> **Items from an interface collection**
#####
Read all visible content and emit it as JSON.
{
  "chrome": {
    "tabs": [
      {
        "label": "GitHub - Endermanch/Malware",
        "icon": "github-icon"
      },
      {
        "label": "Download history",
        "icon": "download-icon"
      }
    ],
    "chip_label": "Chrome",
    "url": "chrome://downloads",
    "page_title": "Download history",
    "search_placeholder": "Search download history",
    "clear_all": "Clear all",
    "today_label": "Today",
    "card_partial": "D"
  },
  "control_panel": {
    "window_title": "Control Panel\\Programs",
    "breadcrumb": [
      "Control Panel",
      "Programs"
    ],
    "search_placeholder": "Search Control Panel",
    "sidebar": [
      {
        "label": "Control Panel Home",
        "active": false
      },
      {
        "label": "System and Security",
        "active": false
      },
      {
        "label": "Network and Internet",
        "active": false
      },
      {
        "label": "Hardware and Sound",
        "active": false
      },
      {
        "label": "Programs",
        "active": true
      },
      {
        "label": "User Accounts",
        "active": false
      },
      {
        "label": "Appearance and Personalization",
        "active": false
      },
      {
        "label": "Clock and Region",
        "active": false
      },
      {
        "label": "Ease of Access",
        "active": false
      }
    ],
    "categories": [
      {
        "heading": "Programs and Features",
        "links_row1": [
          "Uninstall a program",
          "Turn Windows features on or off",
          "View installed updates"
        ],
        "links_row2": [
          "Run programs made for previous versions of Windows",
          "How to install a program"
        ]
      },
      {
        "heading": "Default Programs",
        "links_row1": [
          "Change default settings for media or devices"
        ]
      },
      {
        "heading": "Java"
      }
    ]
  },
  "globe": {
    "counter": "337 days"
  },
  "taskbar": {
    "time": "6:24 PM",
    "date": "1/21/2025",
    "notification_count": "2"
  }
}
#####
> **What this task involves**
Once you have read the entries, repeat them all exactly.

> **Solution to this task**
Read all visible content and emit it as JSON.
{
  "chrome": {
    "tabs": [
      {
        "label": "GitHub - Endermanch/Malware",
        "icon": "github-icon"
      },
      {
        "label": "Download history",
        "icon": "download-icon"
      }
    ],
    "chip_label": "Chrome",
    "url": "chrome://downloads",
    "page_title": "Download history",
    "search_placeholder": "Search download history",
    "clear_all": "Clear all",
    "today_label": "Today",
    "card_partial": "D"
  },
  "control_panel": {
    "window_title": "Control Panel\\Programs",
    "breadcrumb": [
      "Control Panel",
      "Programs"
    ],
    "search_placeholder": "Search Control Panel",
    "sidebar": [
      {
        "label": "Control Panel Home",
        "active": false
      },
      {
        "label": "System and Security",
        "active": false
      },
      {
        "label": "Network and Internet",
        "active": false
      },
      {
        "label": "Hardware and Sound",
        "active": false
      },
      {
        "label": "Programs",
        "active": true
      },
      {
        "label": "User Accounts",
        "active": false
      },
      {
        "label": "Appearance and Personalization",
        "active": false
      },
      {
        "label": "Clock and Region",
        "active": false
      },
      {
        "label": "Ease of Access",
        "active": false
      }
    ],
    "categories": [
      {
        "heading": "Programs and Features",
        "links_row1": [
          "Uninstall a program",
          "Turn Windows features on or off",
          "View installed updates"
        ],
        "links_row2": [
          "Run programs made for previous versions of Windows",
          "How to install a program"
        ]
      },
      {
        "heading": "Default Programs",
        "links_row1": [
          "Change default settings for media or devices"
        ]
      },
      {
        "heading": "Java"
      }
    ]
  },
  "globe": {
    "counter": "337 days"
  },
  "taskbar": {
    "time": "6:24 PM",
    "date": "1/21/2025",
    "notification_count": "2"
  }
}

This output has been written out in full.